At least one of Apple's iPhone 14 models is three weeks behind the development schedule due to COVID lockdowns in China that could jeopardize mass production by summer's end, according to Nikkei Asia.
Despite the recent easing of restrictions in manufacturing hub Shanghai, the impact of lockdowns beginning in mid/late March through April has impacted supply chains:
"It is challenging to make up for the lost time. … Apple and its suppliers are working around the clock to speed up development," said an executive with an Apple supplier, adding that the pace of reopening in Shanghai is "rather slow."
Apple told suppliers to increase product development efforts to compensate for the lost time. Multiple sources told Nikkei that the worst-case scenario could unfold and delay mass production of at least one iPhone 14 series model.
It's not immediately clear which model is affected. The company is preparing to launch four new iPhone models, the iPhone 14, 14 Pro, 14 Max, and 14 Pro Max. Sources said all models are in the engineering verification test and usually move to the verification stage by June. This allows mass production to begin by the end of August or the first week of September.
"If the development process can be sped up and proceed to the next level around the end of June or beginning of July, then it should still be possible to meet the mass production deadline of early September," another person familiar with the matter said. "But it really depends on whether the process can accelerate soon."
A supply chain analyst with the Taiwan Institute for Economic Research, Chiu Shih-fang, warned, "China has not yet returned to normal" despite strict zero-COVID policies easing in the greater Shanghai area. The analyst noted, "It would take at least one to two more months for the supply chain to recover."
This is more evidence Apple isn't immune to the continuing effects of supply chain disruptions stoked by COVID. The tech behemoth warned last month it would recognize a $4 billion to $8 billion range hit in the current quarter because of the disruptions in the Shanghai area.
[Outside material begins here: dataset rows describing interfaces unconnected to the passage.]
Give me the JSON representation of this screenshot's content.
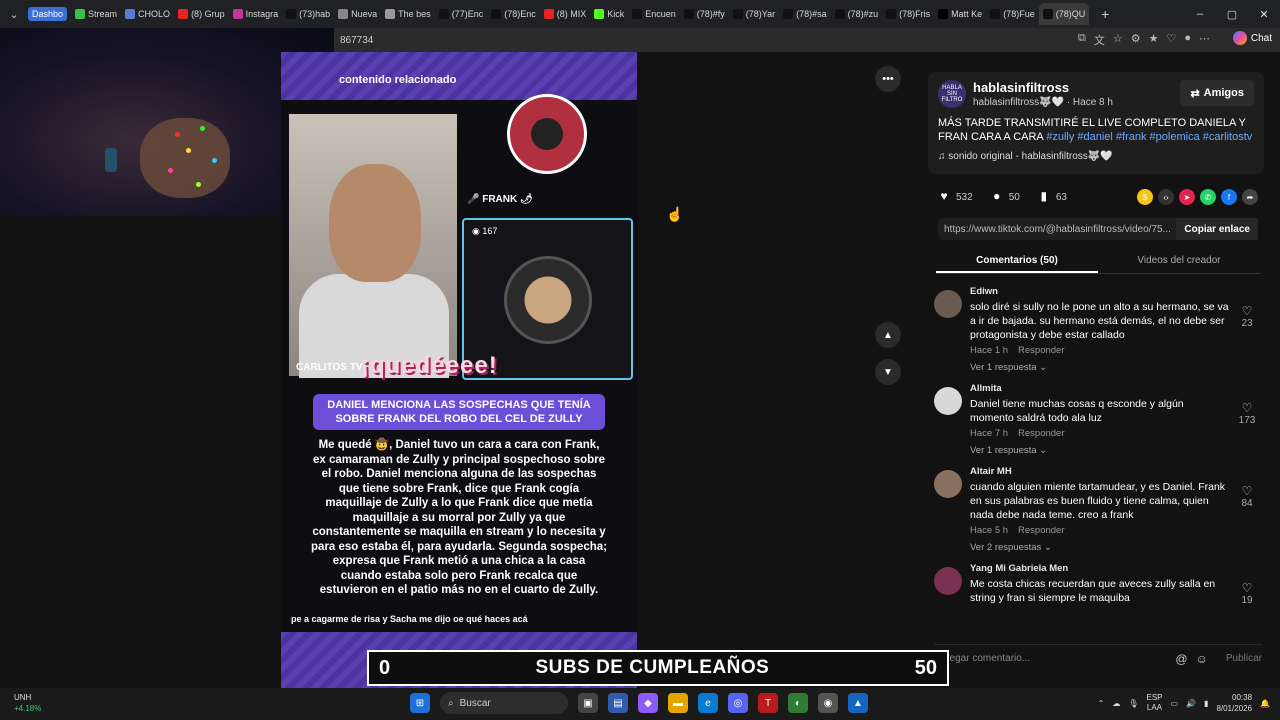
{
  "tabs": [
    {
      "label": "Dashbo",
      "color": "#3b6fd6",
      "dash": true
    },
    {
      "label": "Stream",
      "color": "#39c24a"
    },
    {
      "label": "CHOLO",
      "color": "#5a7ad6"
    },
    {
      "label": "(8) Grup",
      "color": "#e22"
    },
    {
      "label": "Instagra",
      "color": "#c3359b"
    },
    {
      "label": "(73)hab",
      "color": "#111"
    },
    {
      "label": "Nueva",
      "color": "#888"
    },
    {
      "label": "The bes",
      "color": "#999"
    },
    {
      "label": "(77)Enc",
      "color": "#111"
    },
    {
      "label": "(78)Enc",
      "color": "#111"
    },
    {
      "label": "(8) MIX",
      "color": "#e22"
    },
    {
      "label": "Kick",
      "color": "#53fc18"
    },
    {
      "label": "Encuen",
      "color": "#111"
    },
    {
      "label": "(78)#fy",
      "color": "#111"
    },
    {
      "label": "(78)Yar",
      "color": "#111"
    },
    {
      "label": "(78)#sa",
      "color": "#111"
    },
    {
      "label": "(78)#zu",
      "color": "#111"
    },
    {
      "label": "(78)Fris",
      "color": "#111"
    },
    {
      "label": "Matt Ke",
      "color": "#000"
    },
    {
      "label": "(78)Fue",
      "color": "#111"
    },
    {
      "label": "(78)QU",
      "color": "#111",
      "active": true
    }
  ],
  "address": {
    "url_tail": "867734"
  },
  "chat_label": "Chat",
  "video": {
    "related_label": "contenido relacionado",
    "carlitos_label": "CARLITOS TV",
    "frank_label": "🎤 FRANK 🌶",
    "viewer_count": "167",
    "quedeee": "¡quedéeee!",
    "headline": "DANIEL MENCIONA LAS SOSPECHAS QUE TENÍA SOBRE FRANK DEL ROBO DEL CEL DE ZULLY",
    "body": "Me quedé 🤠, Daniel tuvo un cara a cara con Frank, ex camaraman de Zully y principal sospechoso sobre el robo. Daniel menciona alguna de las sospechas que tiene sobre Frank, dice que Frank cogía maquillaje de Zully a lo que Frank dice que metía maquillaje a su morral por Zully ya que constantemente se maquilla en stream y lo necesita y para eso estaba él, para ayudarla. Segunda sospecha; expresa que Frank metió a una chica a la casa cuando estaba solo pero Frank recalca que estuvieron en el patio más no en el cuarto de Zully.",
    "caption2": "pe a cagarme de risa y Sacha me dijo oe qué haces acá"
  },
  "creator": {
    "name": "hablasinfiltross",
    "avatar_text": "HABLA SIN FILTRO",
    "sub": "hablasinfiltross🐺🤍 · Hace 8 h",
    "follow_label": "Amigos",
    "desc_text": "MÁS TARDE TRANSMITIRÉ EL LIVE COMPLETO DANIELA Y FRAN CARA A CARA ",
    "hashtags": "#zully #daniel #frank #polemica #carlitostv",
    "sound": "♫  sonido original - hablasinfiltross🐺🤍"
  },
  "stats": {
    "likes": "532",
    "comments": "50",
    "saves": "63"
  },
  "share_colors": [
    "#f5c518",
    "#333",
    "#e2264d",
    "#25d366",
    "#1877f2",
    "#444"
  ],
  "url_row": {
    "url": "https://www.tiktok.com/@hablasinfiltross/video/75...",
    "copy_label": "Copiar enlace"
  },
  "panel_tabs": {
    "comments": "Comentarios (50)",
    "creator_videos": "Videos del creador"
  },
  "comments": [
    {
      "user": "Ediwn",
      "text": "solo diré si sully no le pone un alto a su hermano, se va a ir de bajada. su hermano está demás, el no debe ser protagonista y debe estar callado",
      "time": "Hace 1 h",
      "reply": "Responder",
      "replies": "Ver 1 respuesta ⌄",
      "likes": "23",
      "avatar": "#6a5a50"
    },
    {
      "user": "Allmita",
      "text": "Daniel tiene muchas cosas q esconde y algún momento saldrá todo ala luz",
      "time": "Hace 7 h",
      "reply": "Responder",
      "replies": "Ver 1 respuesta ⌄",
      "likes": "173",
      "avatar": "#d8d8d8"
    },
    {
      "user": "Altair MH",
      "text": "cuando alguien miente tartamudear, y es Daniel. Frank en sus palabras es buen fluido y tiene calma, quien nada debe nada teme. creo a frank",
      "time": "Hace 5 h",
      "reply": "Responder",
      "replies": "Ver 2 respuestas ⌄",
      "likes": "84",
      "avatar": "#8a7060"
    },
    {
      "user": "Yang Mi Gabriela Men",
      "text": "Me costa chicas recuerdan que aveces zully salla en string y fran si siempre le maquiba",
      "time": "",
      "reply": "",
      "replies": "",
      "likes": "19",
      "avatar": "#7a3050"
    }
  ],
  "add_comment": {
    "placeholder": "Agregar comentario...",
    "publish": "Publicar"
  },
  "banner": {
    "left_num": "0",
    "label": "SUBS DE CUMPLEAÑOS",
    "right_num": "50"
  },
  "taskbar": {
    "ticker_symbol": "UNH",
    "ticker_change": "+4.18%",
    "search": "Buscar",
    "lang": "ESP\nLAA",
    "time": "00:38",
    "date": "8/01/2026"
  }
}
Clearly, Apple's overreliance on Shanghai factories for the final assembly of its iPhones is showing its weakness.